For conservatives, the need to reduce taxation and curtail government spending are immutable truths. The national debt will surpass $20.5 trillion within the year. That averages out to $62,621 per person in the United States. When you remove those among us who do not pay taxes, the average skyrockets.
As Congress contemplates the adoption of a budget and a tax reduction bill, it is imperative that serious debt reduction strategies be considered. According to a key principle of Reaganomics, reduction of tax rates should lead to sustainable economic growth which should, in turn, result in more tax revenues despite the reduction in rates.
If we assume this axiom will hold true once again, should we, as a nation, continue to spend like we just won the biggest lottery ever? Or should we tighten the purse strings until our fiscal house is in order, i.e. with a balanced budget and a substantial reduction in the national debt?
The answer lies in the application of the concept of fiduciary duty. I submit that most of our elected officials have only a vague notion of what it means to be a fiduciary. While they understand that they are elected to represent “the people,” they may not have a solid understanding of the fiduciary principles that service to another entails.
The common law recognized long ago that those who hold authority to act on behalf of others should be held to higher standards of conduct. Corporate officers, directors, lawyers, trustees, agents who hold a power of attorney, guardians, conservators, and others are regarded a s “fiduciaries” who must adhere to the highest standards of care, loyalty and honesty. They are expected to act strictly in furtherance of the goals and welfare of the people they serve, not out of their own self-interest. Civil liability may be imposed on any fiduciary who does not adhere to these heightened standards of conduct.
So why not hold our elected officials to these fiduciary standards? Each official serves in the public trust. At the national level, Congress is in charge of a national budget that is in the vicinity of $4 trillion dollars annually. By virtue of the Sixteenth Amendment to the U.S. Constitution, Congress has been given the power to levy an income tax on the people to pay for all of the services that our national government decides to provide.
With the power to tax comes the fiduciary obligation to exercise the highest care possible to raise and utilize the people’s money (not the government’s money) wisely. An elected fiduciary should not take money from another unless it is absolutely necessary to do so for the common good. Similarly, an elected fiduciary should not spend another’s money without a strong national reason to do so. Application of a twisted form of Descarte’s logic – we tax, therefore we spend – must not apply.
Fundamentally, what constitutes a national reason for taxation and spending must be defined by the enumerated powers of Congress in the U.S. Constitution; merely asserting there is some interstate commerce nexus should not suffice, as anything in this day and age has some tie to national commerce.

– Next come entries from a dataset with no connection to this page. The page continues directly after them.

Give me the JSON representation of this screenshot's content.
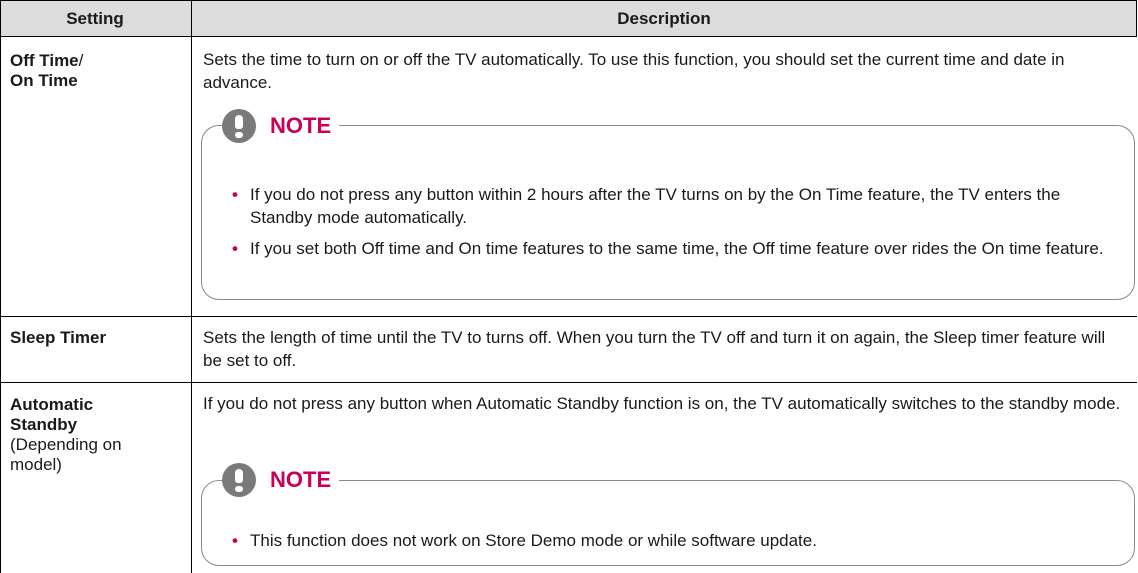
{
  "header": {
    "setting": "Setting",
    "description": "Description"
  },
  "rows": [
    {
      "setting_bold_1": "Off Time",
      "setting_plain_1": "/",
      "setting_bold_2": "On Time",
      "description": "Sets the time to turn on or off the TV automatically. To use this function, you should set the current time and date in advance.",
      "note": {
        "title": "NOTE",
        "items": [
          "If you do not press any button within 2 hours after the TV turns on by the On Time feature, the TV enters the Standby mode automatically.",
          "If you set both Off time and On time features to the same time, the Off time feature over rides the On time feature."
        ]
      }
    },
    {
      "setting_bold_1": "Sleep Timer",
      "description": "Sets the length of time until the TV to turns off. When you turn the TV off and turn it on again, the Sleep timer feature will be set to off."
    },
    {
      "setting_bold_1": "Automatic",
      "setting_bold_2": "Standby",
      "setting_plain_1": "(Depending on",
      "setting_plain_2": "model)",
      "description": "If you do not press any button when Automatic Standby function is on, the TV automatically switches to the standby mode.",
      "note": {
        "title": "NOTE",
        "items": [
          "This function does not work on Store Demo mode or while software update."
        ]
      }
    }
  ],
  "bullet_glyph": "•",
  "colors": {
    "note_accent": "#c8005a",
    "header_bg": "#dcdcdc",
    "icon_gray": "#7a7a7a"
  }
}
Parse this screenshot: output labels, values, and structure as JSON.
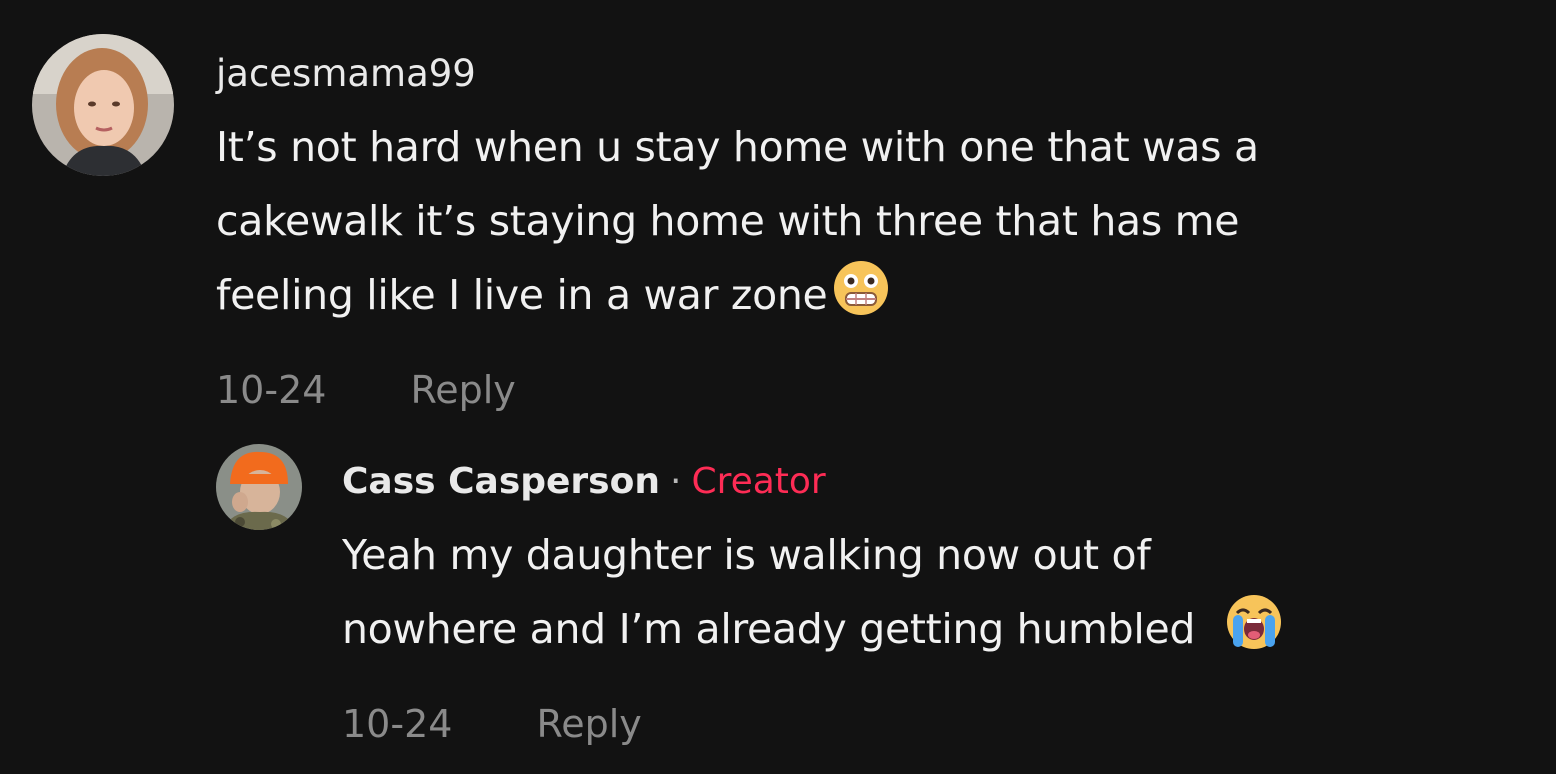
{
  "comments": [
    {
      "username": "jacesmama99",
      "text_line1": "It’s not hard when u stay home with one that was a",
      "text_line2": "cakewalk it’s staying home with three that has me",
      "text_line3": "feeling like I live in a war zone",
      "emoji": "grimacing-face-emoji",
      "date": "10-24",
      "reply_label": "Reply"
    },
    {
      "username": "Cass Casperson",
      "separator": "·",
      "badge": "Creator",
      "text_line1": "Yeah my daughter is walking now out of",
      "text_line2": "nowhere and I’m already getting humbled",
      "emoji": "loudly-crying-face-emoji",
      "date": "10-24",
      "reply_label": "Reply"
    }
  ],
  "colors": {
    "background": "#121212",
    "creator_badge": "#fe2c55",
    "meta_text": "#8a8a8a"
  }
}
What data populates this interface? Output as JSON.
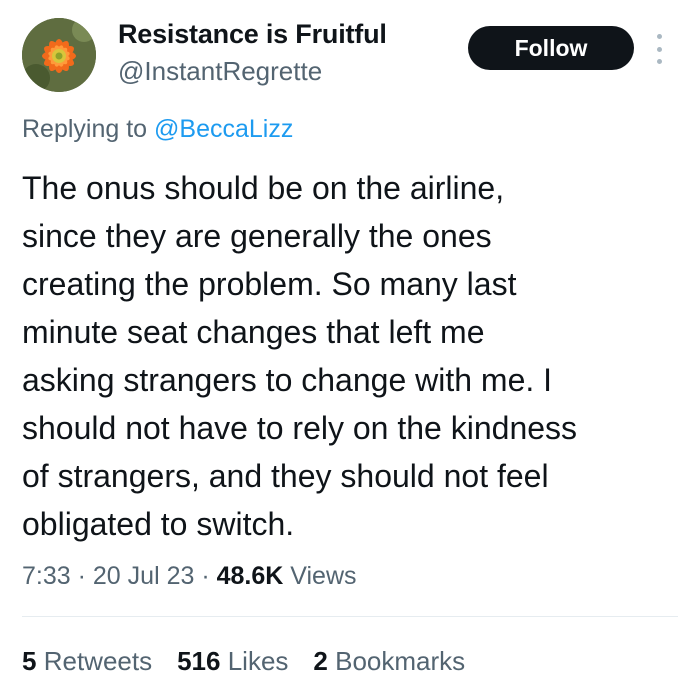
{
  "author": {
    "display_name": "Resistance is Fruitful",
    "handle": "@InstantRegrette",
    "avatar_icon": "cactus-flower-avatar"
  },
  "header": {
    "follow_label": "Follow",
    "more_icon": "more-vertical-icon"
  },
  "reply": {
    "prefix": "Replying to",
    "mention": "@BeccaLizz"
  },
  "tweet": {
    "lines": [
      "The onus should be on the airline,",
      "since they are generally the ones",
      "creating the problem. So many last",
      "minute seat changes that left me",
      "asking strangers to change with me. I",
      "should not have to rely on the kindness",
      "of strangers, and they should not feel",
      "obligated to switch."
    ]
  },
  "meta": {
    "time": "7:33",
    "sep1": "·",
    "date": "20 Jul 23",
    "sep2": "·",
    "views_count": "48.6K",
    "views_label": "Views"
  },
  "stats": {
    "retweets_count": "5",
    "retweets_label": "Retweets",
    "likes_count": "516",
    "likes_label": "Likes",
    "bookmarks_count": "2",
    "bookmarks_label": "Bookmarks"
  },
  "colors": {
    "text": "#0f1419",
    "secondary": "#536471",
    "link": "#1d9bf0",
    "follow_bg": "#0f1419",
    "divider": "#e6ecf0"
  }
}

Our national debt and our ongoing budget crises are the byproduct of the failure of our elected fiduciaries to adhere to fiduciary principles. Today budgets only get passed when there is enough pork barrel projects to garner a majority vote. National interest succumbs to spreading the “wealth” of government largess around to make the electorate sufficiently happy to return their elected officials to office.
So what should a “good fiduciary” official or citizen do? In short, we should apply the following fiduciary tests for taxation and spending policies:
- Is the proposed spending, and the resulting taxation, in keeping with a specifically enumerated power in the U.S. Constitution?
- Is there a strong national interest that underlies the spending?
- How can Congress achieve the constitutionally-based, nationally oriented goals with the least expense to the taxpayers?
- Once the necessary tax levels have been established, how is the tax burden to be fairly distributed among the population?
It takes discipline to adhere to a principles-based approach to government spending and taxation. We expect such discipline in our family budgets and in our business plans. Perhaps it is time to reconsider giving the President the line item veto over budgets and to reconsider a balanced budget amendment to the U.S. Constitution. Until then, we must hold our elected officials accountable in the ballot box and through public opinion if they vote or propose to vote in a manner that jeopardizes the national interest and the fiduciary obligations they owe to all citizens.